Tuesday, December 05, 2006

Close-ups of the gigantic icicles hanging from the gutter of my parents' house:

Saturday, December 02, 2006

Grouch? Who, me?

OK, so it seems that I might have come across as a tad grouchy in that last post. Humble apologies. I blame the fact that I'd been in isolation for many weeks and had not yet re-adjusted to the complexities and demands of human society. Also that I hadn't yet gone out. All month. However! The following night (Saturday) my brother and I went down to Ol'Zan's (the bar) to meet our uncle, Mark, for a few beers. It was interesting, to say the least. This bar has been the site of some really heinous debauchery, and not all of it committed by me. (It was the location of one of the two frail excuses for barfights I've ever been in. The other one was just up the street.) Luckily, almost no one I knew was there that night. The main notable feature was a guy who arrived at the bar wearing a ... oh, how can I describe this adequately ... well, you remember those satin jackets that were big in the '80s? Puffy, but sleek? Well, this guy had a blue one of those, only, emblazoned on the back of it, REALLY BIG, was - you guessed it - VIAGRA. Yep, dude was wearing a Viagra team jacket. How ballsy do you have to be to strut casually into a bar wearing something like that? Yeah, I know. But last week's visit was nothing compared to tonight's - for tonight, Ol' Zan's had karaoke. Oh yes. It is true.

(pause for deep breath)

First, we went to the birthday party of the new girlfriend of my uncle's best pal. She was turning 24. I was disqualified from making jokes about this, even though the age difference here was WAY broader than anything I have ever personally experienced. You know who you are. Anyway. Dudes were watching football, etc. There wasn't a lot going on. We drank a beer, made an effort, did a shot of Canadian whiskey in the kitchen out of a shot glass shaped like a tiny tiny beer barrel. Then someone started talking about what was in store at Ol'Zan's that night. All you need to know is that the words "midget" and "karaoke" were linked in the description. SOLD.

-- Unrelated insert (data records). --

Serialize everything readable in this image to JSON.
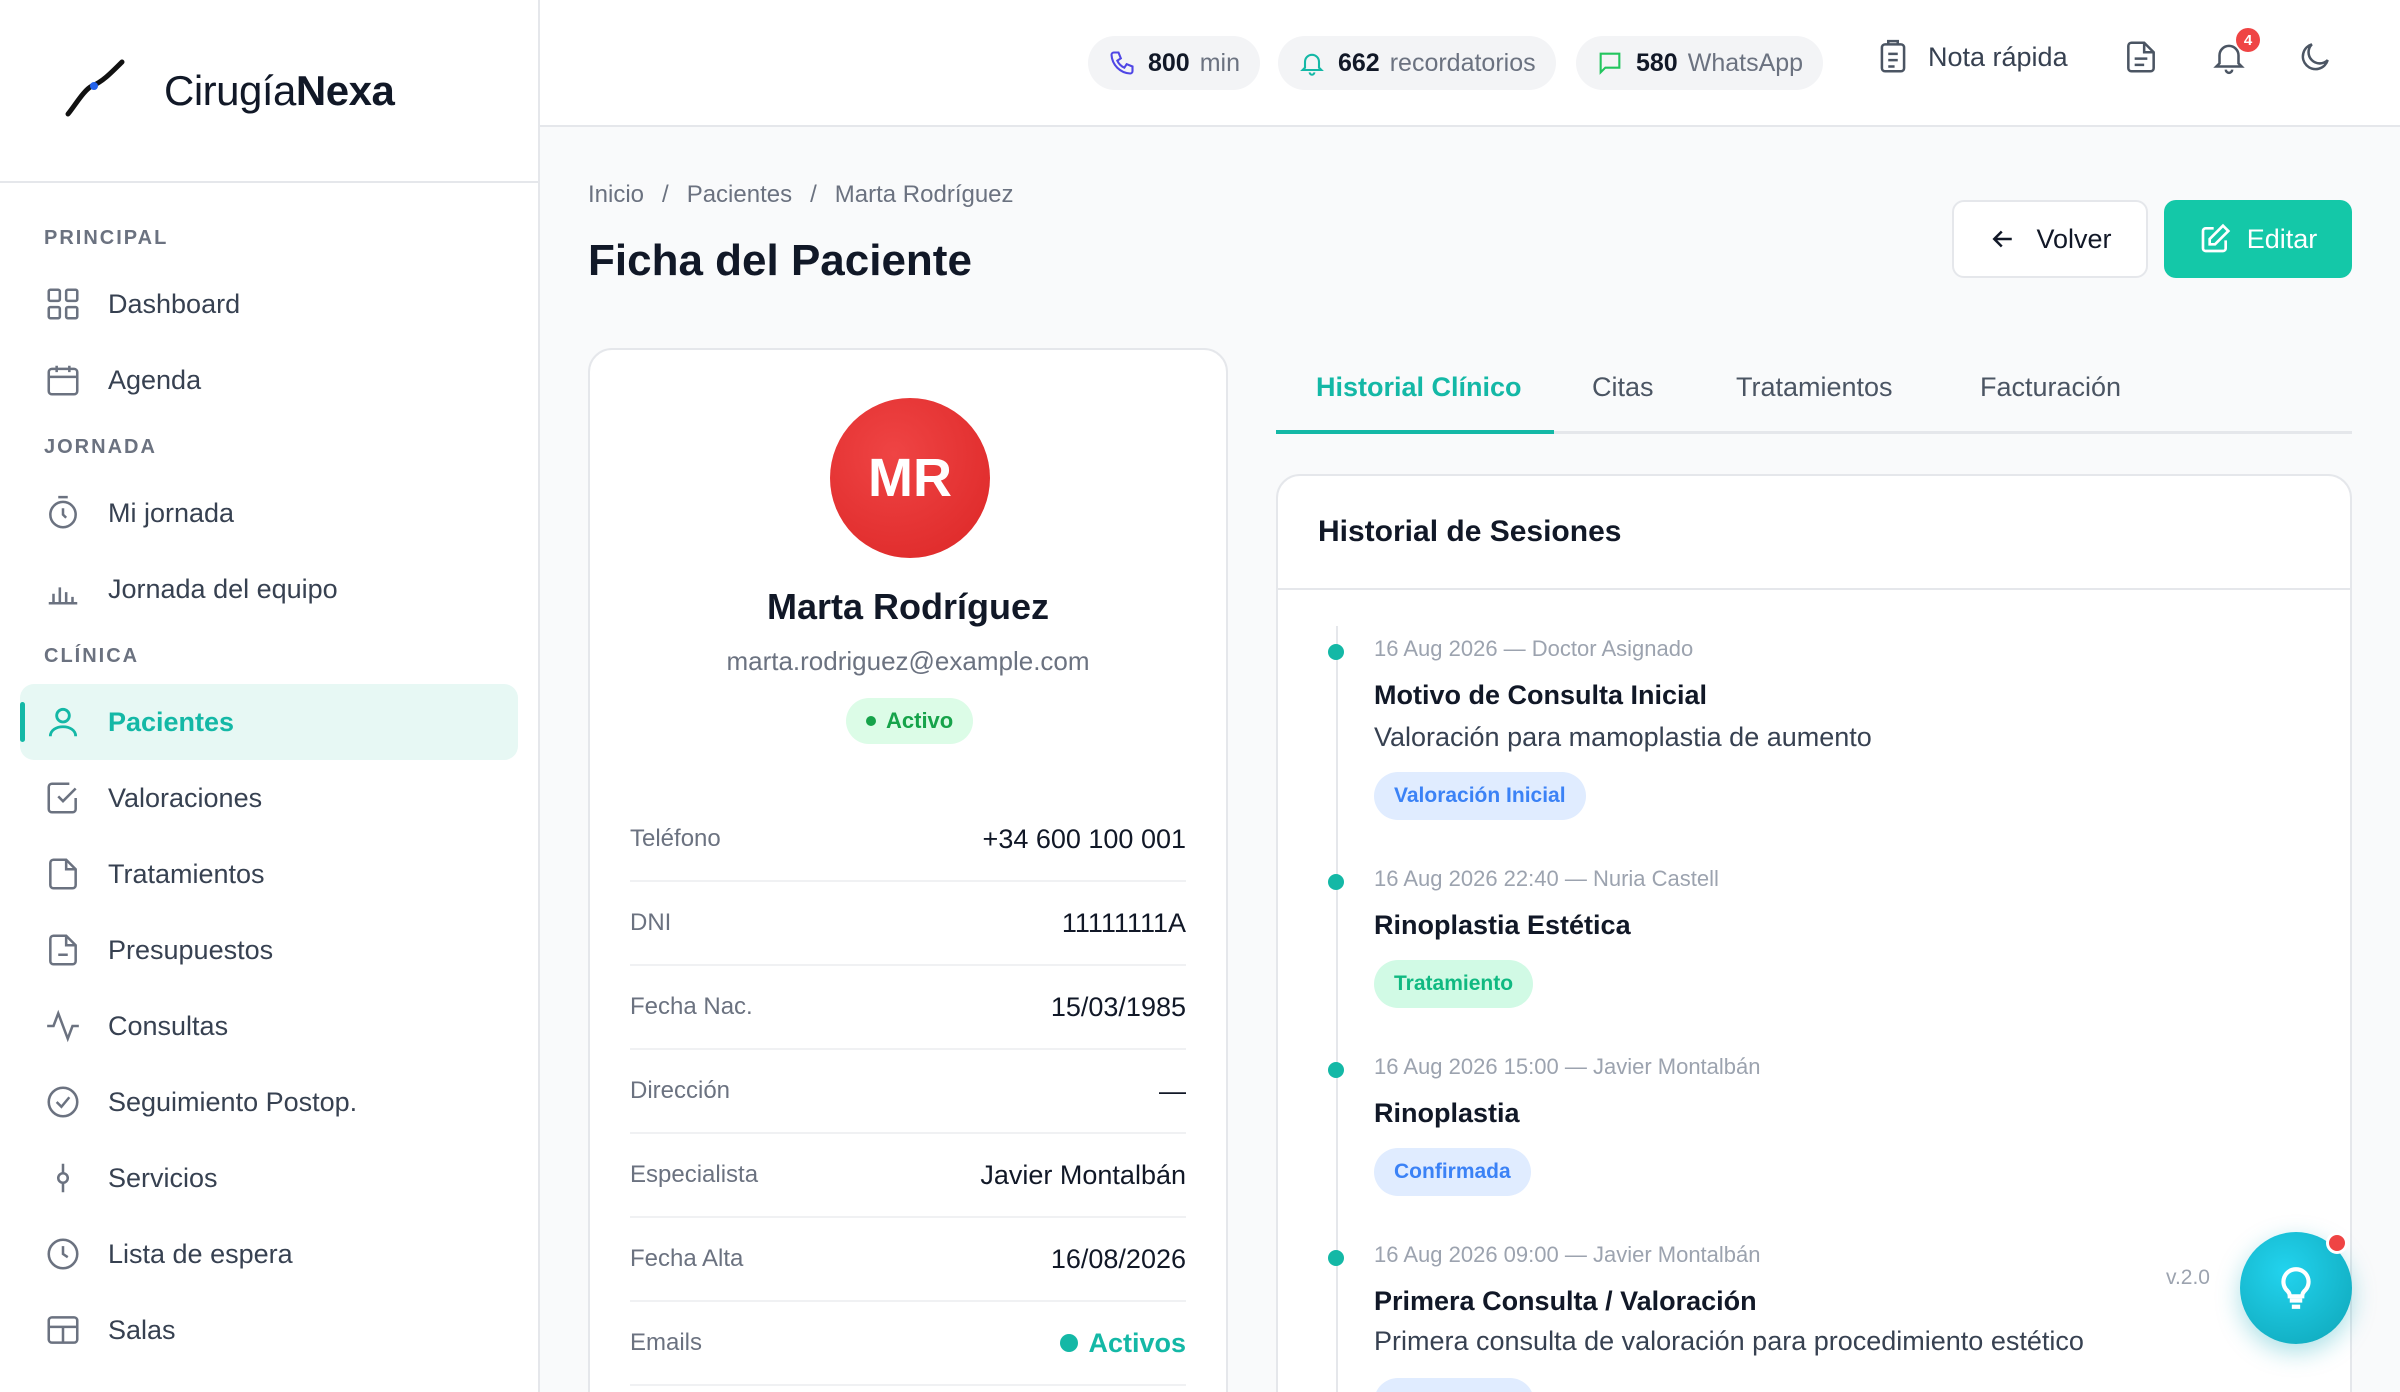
{
  "brand": {
    "name_light": "Cirugía",
    "name_bold": "Nexa"
  },
  "sidebar": {
    "sections": [
      {
        "title": "PRINCIPAL",
        "items": [
          {
            "label": "Dashboard",
            "icon": "grid-icon"
          },
          {
            "label": "Agenda",
            "icon": "calendar-icon"
          }
        ]
      },
      {
        "title": "JORNADA",
        "items": [
          {
            "label": "Mi jornada",
            "icon": "stopwatch-icon"
          },
          {
            "label": "Jornada del equipo",
            "icon": "bar-chart-icon"
          }
        ]
      },
      {
        "title": "CLÍNICA",
        "items": [
          {
            "label": "Pacientes",
            "icon": "user-icon",
            "active": true
          },
          {
            "label": "Valoraciones",
            "icon": "check-square-icon"
          },
          {
            "label": "Tratamientos",
            "icon": "file-icon"
          },
          {
            "label": "Presupuestos",
            "icon": "file-text-icon"
          },
          {
            "label": "Consultas",
            "icon": "activity-icon"
          },
          {
            "label": "Seguimiento Postop.",
            "icon": "check-circle-icon"
          },
          {
            "label": "Servicios",
            "icon": "git-commit-icon"
          },
          {
            "label": "Lista de espera",
            "icon": "clock-icon"
          },
          {
            "label": "Salas",
            "icon": "layout-icon"
          }
        ]
      }
    ]
  },
  "header": {
    "counters": [
      {
        "num": "800",
        "unit": "min",
        "icon": "phone-icon"
      },
      {
        "num": "662",
        "unit": "recordatorios",
        "icon": "bell-icon"
      },
      {
        "num": "580",
        "unit": "WhatsApp",
        "icon": "message-icon"
      }
    ],
    "quick_note_label": "Nota rápida",
    "notifications_count": "4"
  },
  "breadcrumb": [
    "Inicio",
    "Pacientes",
    "Marta Rodríguez"
  ],
  "page_title": "Ficha del Paciente",
  "actions": {
    "back": "Volver",
    "edit": "Editar"
  },
  "patient": {
    "initials": "MR",
    "name": "Marta Rodríguez",
    "email": "marta.rodriguez@example.com",
    "status": "Activo",
    "fields": [
      {
        "key": "Teléfono",
        "value": "+34 600 100 001"
      },
      {
        "key": "DNI",
        "value": "11111111A"
      },
      {
        "key": "Fecha Nac.",
        "value": "15/03/1985"
      },
      {
        "key": "Dirección",
        "value": "—"
      },
      {
        "key": "Especialista",
        "value": "Javier Montalbán"
      },
      {
        "key": "Fecha Alta",
        "value": "16/08/2026"
      },
      {
        "key": "Emails",
        "value": "Activos"
      }
    ]
  },
  "tabs": [
    "Historial Clínico",
    "Citas",
    "Tratamientos",
    "Facturación"
  ],
  "history": {
    "title": "Historial de Sesiones",
    "entries": [
      {
        "meta": "16 Aug 2026 — Doctor Asignado",
        "title": "Motivo de Consulta Inicial",
        "desc": "Valoración para mamoplastia de aumento",
        "tag": "Valoración Inicial",
        "tag_color": "#3b82f6"
      },
      {
        "meta": "16 Aug 2026 22:40 — Nuria Castell",
        "title": "Rinoplastia Estética",
        "desc": "",
        "tag": "Tratamiento",
        "tag_color": "#10b981"
      },
      {
        "meta": "16 Aug 2026 15:00 — Javier Montalbán",
        "title": "Rinoplastia",
        "desc": "",
        "tag": "Confirmada",
        "tag_color": "#3b82f6"
      },
      {
        "meta": "16 Aug 2026 09:00 — Javier Montalbán",
        "title": "Primera Consulta / Valoración",
        "desc": "Primera consulta de valoración para procedimiento estético",
        "tag": "",
        "tag_color": "#3b82f6"
      }
    ]
  },
  "version": "v.2.0",
  "colors": {
    "accent": "#14b8a6",
    "danger": "#ef4444"
  }
}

It turns out that on alternating Saturdays, midgets and people with developmental disabilities flock to Colorado City's one and only hot, happening nightlife spot to sing the classics of the country and western genre. Either that, or every single dude at the party AND at the bar had instructions to tell me the same damn story. But considering the enthusiasm with which half the party followed us to the bar, I think midgets were a realistic and expected part of everybody's agenda.

Alas, the bar was free of anyone shorter than, um, me. But there was indeed karaoke. A guy who had been in my class in school and then my brother's class did a couple of Garth songs. He turns out to be dating someone in the class ahead of me, a semi-babe he NEVER could've scored while in school. Props for hanging around until the right moment, I guess. There's no smoking allowed in bars in Pueblo County anymore, but half the people at the bar were puffing away anyhow, and the bartender (girl I fought with in that not-really-a-bar-fight) kept bringing fresh ashtrays. Someone told me that when the sheriff comes in, the whole place goes speakeasy - people hold their breath, the barkeep sprays Fabreze around and everyone with an ashtray hides it, quick as you can say $5000 fine. Ah, community. It's a beautiful thing.

Anyway. I'd like to describe all the folks there and how hilarious the entire evening was, but I'm not sure I can do it yet without feeling exploitative. Or exploitive. So I'll wait, but they'll show up somewhere, because they and the whole scene were amazing. One dude (who told me I was "hardcore" and "hard to figure out" because I didn't want, more than anything else in the world, a man who would just take care of me - "it doesn't even seem like you WANT to change," he wailed) kept asking me why I was smiling. It took a while, but I finally figured it out: it's because I DON'T LIVE HERE. :)